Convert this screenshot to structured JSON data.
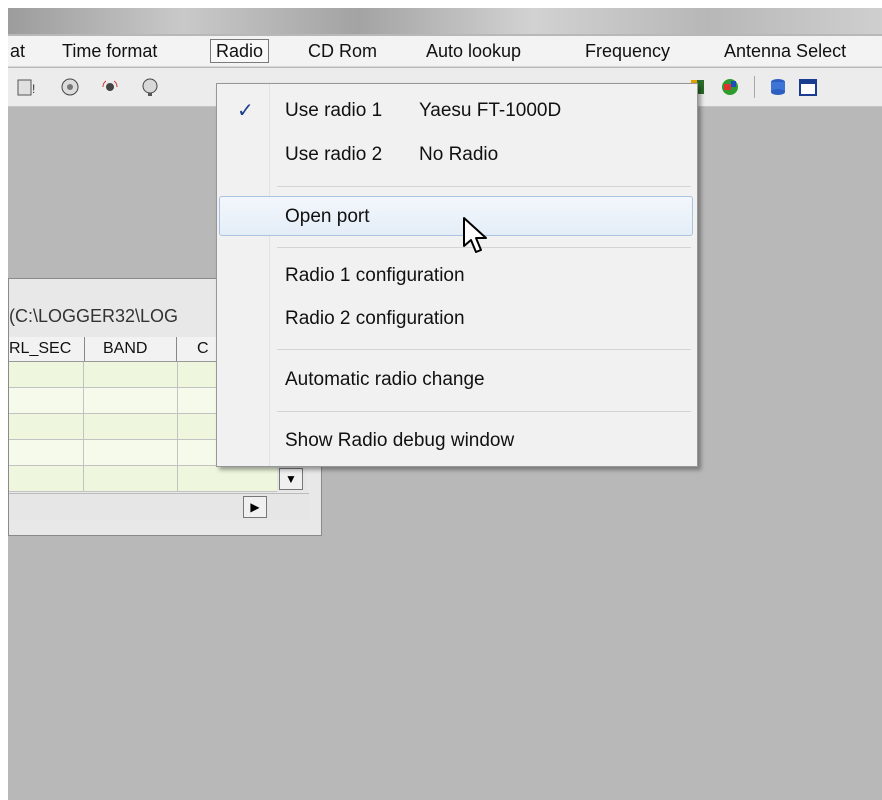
{
  "menubar": {
    "items": [
      {
        "label": "at"
      },
      {
        "label": "Time format"
      },
      {
        "label": "Radio"
      },
      {
        "label": "CD Rom"
      },
      {
        "label": "Auto lookup"
      },
      {
        "label": "Frequency"
      },
      {
        "label": "Antenna Select"
      }
    ]
  },
  "logwindow": {
    "title": "(C:\\LOGGER32\\LOG",
    "columns": [
      "RL_SEC",
      "BAND",
      "C"
    ],
    "rows": 5
  },
  "radio_menu": {
    "use_radio_1": {
      "label": "Use radio 1",
      "value": "Yaesu FT-1000D",
      "checked": true
    },
    "use_radio_2": {
      "label": "Use radio 2",
      "value": "No Radio"
    },
    "open_port": "Open port",
    "radio_1_config": "Radio 1 configuration",
    "radio_2_config": "Radio 2 configuration",
    "auto_change": "Automatic radio change",
    "debug_window": "Show Radio debug window",
    "check_glyph": "✓"
  },
  "colors": {
    "menu_highlight": "#e4edf7",
    "check": "#1c3f8c",
    "desktop": "#b8b8b8"
  }
}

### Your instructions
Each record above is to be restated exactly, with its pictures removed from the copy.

### Solution
Convert this screenshot to structured JSON data.
{
  "menubar": {
    "items": [
      {
        "label": "at"
      },
      {
        "label": "Time format"
      },
      {
        "label": "Radio"
      },
      {
        "label": "CD Rom"
      },
      {
        "label": "Auto lookup"
      },
      {
        "label": "Frequency"
      },
      {
        "label": "Antenna Select"
      }
    ]
  },
  "logwindow": {
    "title": "(C:\\LOGGER32\\LOG",
    "columns": [
      "RL_SEC",
      "BAND",
      "C"
    ],
    "rows": 5
  },
  "radio_menu": {
    "use_radio_1": {
      "label": "Use radio 1",
      "value": "Yaesu FT-1000D",
      "checked": true
    },
    "use_radio_2": {
      "label": "Use radio 2",
      "value": "No Radio"
    },
    "open_port": "Open port",
    "radio_1_config": "Radio 1 configuration",
    "radio_2_config": "Radio 2 configuration",
    "auto_change": "Automatic radio change",
    "debug_window": "Show Radio debug window",
    "check_glyph": "✓"
  },
  "colors": {
    "menu_highlight": "#e4edf7",
    "check": "#1c3f8c",
    "desktop": "#b8b8b8"
  }
}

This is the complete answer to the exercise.